▸ **To do**: In the records, find each line where "with" occurs, and copy it.

▸ **Records for the exercise**:
※

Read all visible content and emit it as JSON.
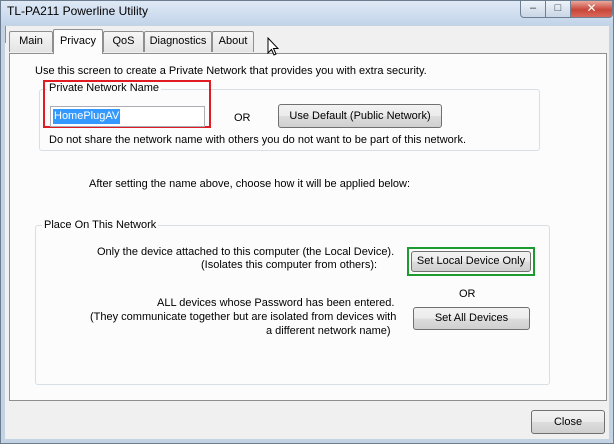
{
  "window": {
    "title": "TL-PA211 Powerline Utility",
    "minimize_glyph": "–",
    "maximize_glyph": "□",
    "close_glyph": "✕"
  },
  "tabs": [
    {
      "label": "Main",
      "active": false
    },
    {
      "label": "Privacy",
      "active": true
    },
    {
      "label": "QoS",
      "active": false
    },
    {
      "label": "Diagnostics",
      "active": false
    },
    {
      "label": "About",
      "active": false
    }
  ],
  "privacy": {
    "intro": "Use this screen to create a Private Network that provides you with extra security.",
    "network_group_label": "Private Network Name",
    "network_name_value": "HomePlugAV",
    "or_label": "OR",
    "use_default_button": "Use Default (Public Network)",
    "warning": "Do not share the network name with others you do not want to be part of this network.",
    "after_setting": "After setting the name above, choose how it will be applied below:",
    "place_group_label": "Place On This Network",
    "local_line1": "Only the device attached to this computer (the Local Device).",
    "local_line2": "(Isolates this computer from others):",
    "set_local_button": "Set Local Device Only",
    "or_label2": "OR",
    "all_line1": "ALL devices whose Password has been entered.",
    "all_line2": "(They communicate together but are isolated from devices with",
    "all_line3": "a different network name)",
    "set_all_button": "Set All Devices"
  },
  "footer": {
    "close_button": "Close"
  },
  "colors": {
    "selection": "#3399ff",
    "highlight_red": "#e01b24",
    "highlight_green": "#1e9b2e"
  },
  "icons": {
    "cursor": "mouse-pointer-icon"
  }
}
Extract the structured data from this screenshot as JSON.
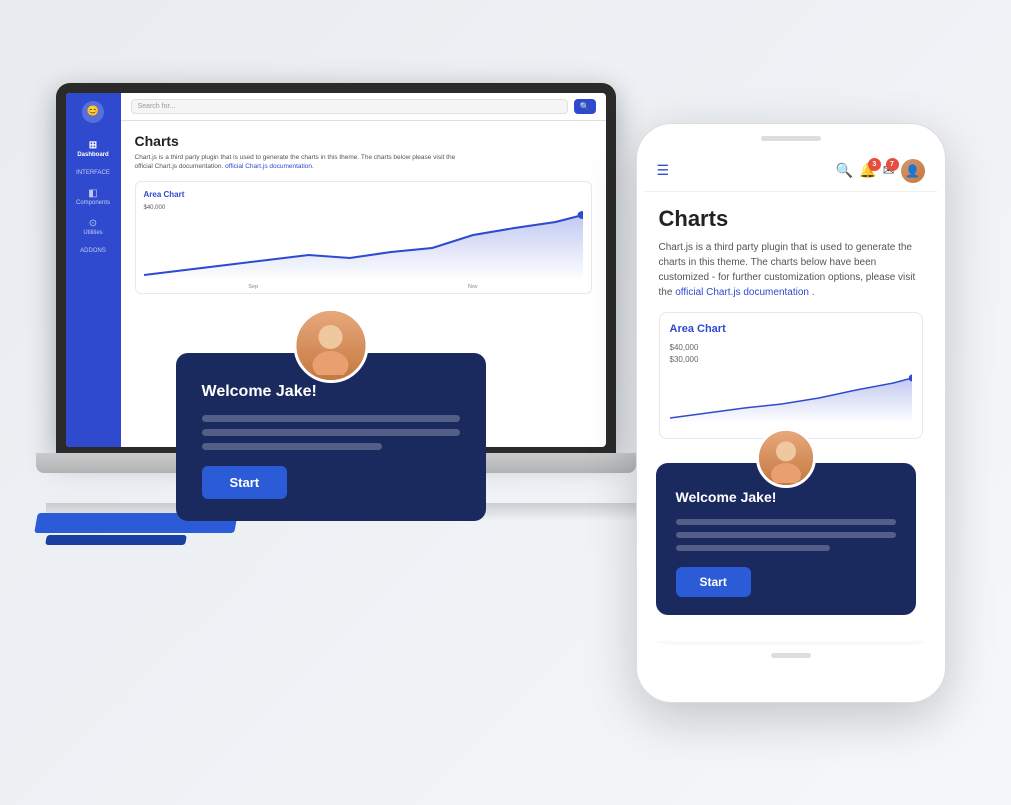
{
  "laptop": {
    "sidebar": {
      "logo": "😊",
      "items": [
        {
          "label": "Dashboard",
          "icon": "⊞",
          "active": true
        },
        {
          "label": "INTERFACE",
          "icon": "",
          "active": false
        },
        {
          "label": "Components",
          "icon": "◧",
          "active": false
        },
        {
          "label": "Utilities",
          "icon": "⊙",
          "active": false
        },
        {
          "label": "ADDONS",
          "icon": "",
          "active": false
        }
      ]
    },
    "topbar": {
      "search_placeholder": "Search for...",
      "search_btn": "🔍"
    },
    "page": {
      "title": "Charts",
      "description": "Chart.js is a third party plugin that is used to generate the charts in this theme. The charts below please visit the official Chart.js documentation.",
      "link_text": "official Chart.js documentation"
    },
    "chart": {
      "title": "Area Chart",
      "y_labels": [
        "$40,000"
      ],
      "x_labels": [
        "Sep",
        "Nov"
      ],
      "code_ref": "chart-area-demo.js"
    }
  },
  "phone": {
    "topbar": {
      "menu_icon": "☰",
      "search_icon": "🔍",
      "notification_icon": "🔔",
      "notification_badge": "3",
      "message_icon": "✉",
      "message_badge": "7"
    },
    "page": {
      "title": "Charts",
      "description": "Chart.js is a third party plugin that is used to generate the charts in this theme. The charts below have been customized - for further customization options, please visit the ",
      "link_text": "official Chart.js documentation",
      "link_suffix": "."
    },
    "chart": {
      "title": "Area Chart",
      "y_labels": [
        "$40,000",
        "$30,000"
      ]
    }
  },
  "welcome_card": {
    "laptop": {
      "title": "Welcome Jake!",
      "lines": [
        1,
        2,
        3
      ],
      "start_label": "Start"
    },
    "mobile": {
      "title": "Welcome Jake!",
      "lines": [
        1,
        2,
        3
      ],
      "start_label": "Start"
    }
  },
  "colors": {
    "primary": "#2f4acf",
    "dark_card": "#1a2a5e",
    "start_btn": "#2b5bd7",
    "danger": "#e74c3c"
  }
}
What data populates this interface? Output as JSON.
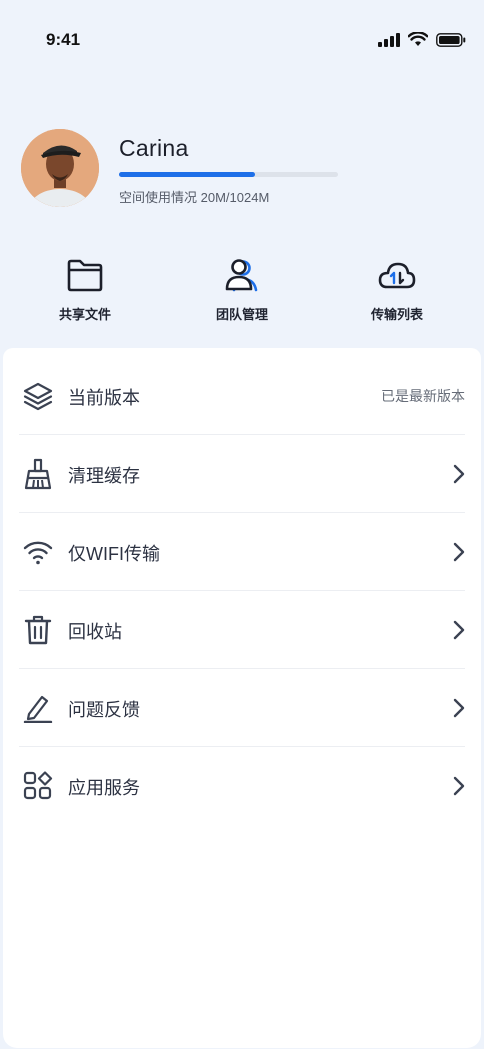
{
  "status": {
    "time": "9:41"
  },
  "profile": {
    "name": "Carina",
    "usage_label": "空间使用情况",
    "usage_amount": "20M/1024M",
    "usage_fraction": 0.62
  },
  "quick_actions": [
    {
      "label": "共享文件",
      "icon": "folder-icon"
    },
    {
      "label": "团队管理",
      "icon": "team-icon"
    },
    {
      "label": "传输列表",
      "icon": "cloud-transfer-icon"
    }
  ],
  "menu": [
    {
      "label": "当前版本",
      "icon": "layers-icon",
      "value": "已是最新版本"
    },
    {
      "label": "清理缓存",
      "icon": "broom-icon"
    },
    {
      "label": "仅WIFI传输",
      "icon": "wifi-icon"
    },
    {
      "label": "回收站",
      "icon": "trash-icon"
    },
    {
      "label": "问题反馈",
      "icon": "edit-icon"
    },
    {
      "label": "应用服务",
      "icon": "apps-icon"
    }
  ],
  "colors": {
    "accent": "#1e6fe8",
    "background": "#eef3fb",
    "panel": "#ffffff"
  }
}
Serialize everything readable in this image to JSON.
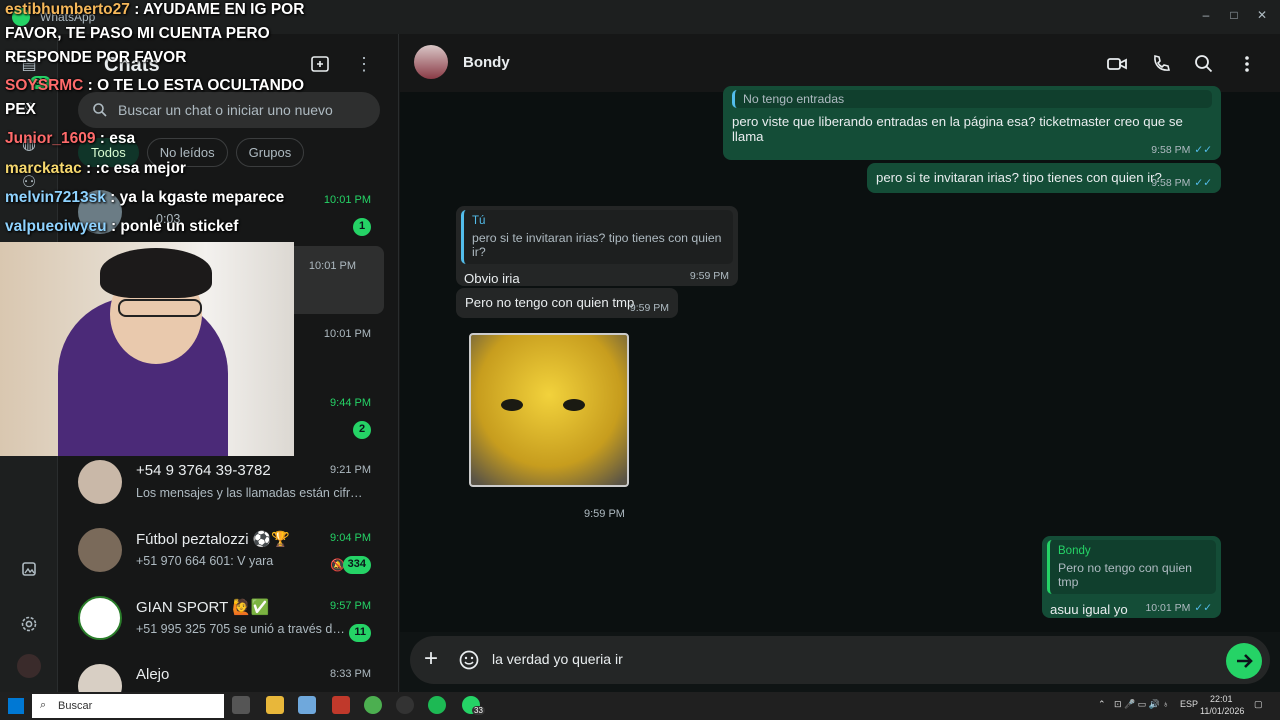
{
  "window": {
    "title": "WhatsApp",
    "minimize": "–",
    "maximize": "□",
    "close": "✕"
  },
  "rail": {
    "chats_badge": "33"
  },
  "sidebar": {
    "title": "Chats",
    "search_placeholder": "Buscar un chat o iniciar uno nuevo",
    "filters": [
      "Todos",
      "No leídos",
      "Grupos"
    ],
    "chats": [
      {
        "name": "",
        "preview": "0:03",
        "time": "10:01 PM",
        "unread": "1"
      },
      {
        "name": "",
        "preview": "",
        "time": "10:01 PM",
        "unread": ""
      },
      {
        "name": "",
        "preview": "",
        "time": "10:01 PM",
        "unread": ""
      },
      {
        "name": "",
        "preview": "",
        "time": "9:44 PM",
        "unread": "2"
      },
      {
        "name": "+54 9 3764 39-3782",
        "preview": "Los mensajes y las llamadas están cifr…",
        "time": "9:21 PM",
        "unread": ""
      },
      {
        "name": "Fútbol peztalozzi ⚽🏆",
        "preview": "+51 970 664 601: V yara",
        "time": "9:04 PM",
        "unread": "334"
      },
      {
        "name": "GIAN SPORT 🙋✅",
        "preview": "+51 995 325 705 se unió a través d…",
        "time": "9:57 PM",
        "unread": "11"
      },
      {
        "name": "Alejo",
        "preview": "",
        "time": "8:33 PM",
        "unread": ""
      }
    ]
  },
  "conversation": {
    "contact": "Bondy",
    "messages": [
      {
        "quote_text": "No tengo entradas",
        "text": "pero viste que liberando entradas en la página esa? ticketmaster creo que se llama",
        "time": "9:58 PM"
      },
      {
        "text": "pero si te invitaran irias? tipo tienes con quien ir?",
        "time": "9:58 PM"
      },
      {
        "quote_author": "Tú",
        "quote_text": "pero si te invitaran irias? tipo tienes con quien ir?",
        "text": "Obvio iria",
        "time": "9:59 PM"
      },
      {
        "text": "Pero no tengo con quien tmp",
        "time": "9:59 PM"
      },
      {
        "sticker_time": "9:59 PM"
      },
      {
        "quote_author": "Bondy",
        "quote_text": "Pero no tengo con quien tmp",
        "text": "asuu igual yo",
        "time": "10:01 PM"
      }
    ],
    "composer_text": "la verdad yo queria ir"
  },
  "stream_chat": [
    {
      "user": "estibhumberto27",
      "msg": " : AYUDAME EN IG POR"
    },
    {
      "user": "",
      "msg": "FAVOR, TE PASO MI CUENTA PERO"
    },
    {
      "user": "",
      "msg": "RESPONDE POR FAVOR"
    },
    {
      "user": "SOYSRMC",
      "msg": " : O TE LO ESTA OCULTANDO"
    },
    {
      "user": "",
      "msg": "PEX"
    },
    {
      "user": "Junior_1609",
      "msg": " : esa"
    },
    {
      "user": "marckatac",
      "msg": " : :c esa mejor"
    },
    {
      "user": "melvin7213sk",
      "msg": " : ya la kgaste meparece"
    },
    {
      "user": "valpueoiwyeu",
      "msg": " : ponle un stickef"
    }
  ],
  "taskbar": {
    "search": "Buscar",
    "lang": "ESP",
    "time": "22:01",
    "date": "11/01/2026",
    "wa_badge": "33"
  },
  "colors": {
    "accent": "#25d366",
    "outgoing": "#144d37",
    "incoming": "#242626",
    "read_ticks": "#53bdeb"
  }
}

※

▸ **Task result**:
    "intro": "Use this screen to create a Private Network that provides you with extra security.",
    "warning": "Do not share the network name with others you do not want to be part of this network.",
    "all_line2": "(They communicate together but are isolated from devices with",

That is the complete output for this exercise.